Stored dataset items
════════════════
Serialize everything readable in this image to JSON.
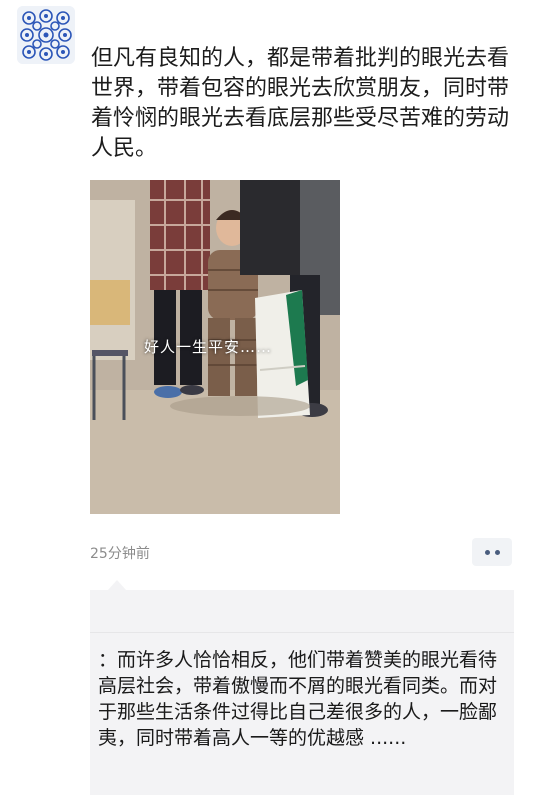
{
  "post": {
    "avatar_icon": "porcelain-pattern-avatar-icon",
    "text": "但凡有良知的人，都是带着批判的眼光去看世界，带着包容的眼光去欣赏朋友，同时带着怜悯的眼光去看底层那些受尽苦难的劳动人民。",
    "image_caption": "好人一生平安……",
    "timestamp": "25分钟前",
    "more_icon": "more-dots-icon"
  },
  "comment": {
    "author": "",
    "text": "：而许多人恰恰相反，他们带着赞美的眼光看待高层社会，带着傲慢而不屑的眼光看同类。而对于那些生活条件过得比自己差很多的人，一脸鄙夷，同时带着高人一等的优越感 ......"
  },
  "colors": {
    "link_blue": "#576b95",
    "comment_bg": "#f3f3f5",
    "timestamp_gray": "#8c8c8c"
  }
}
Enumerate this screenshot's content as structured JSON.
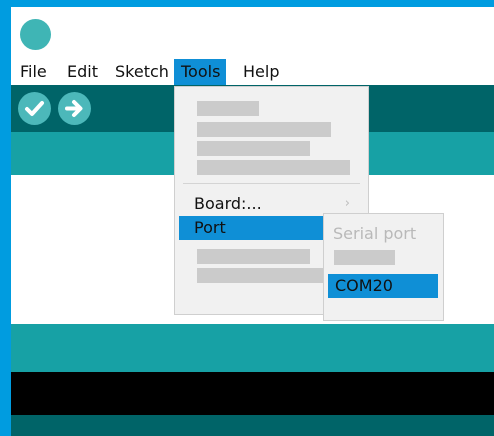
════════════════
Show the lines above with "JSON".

= Completed task =
Serialize everything readable in this image to JSON.
Enumerate this screenshot's content as structured JSON.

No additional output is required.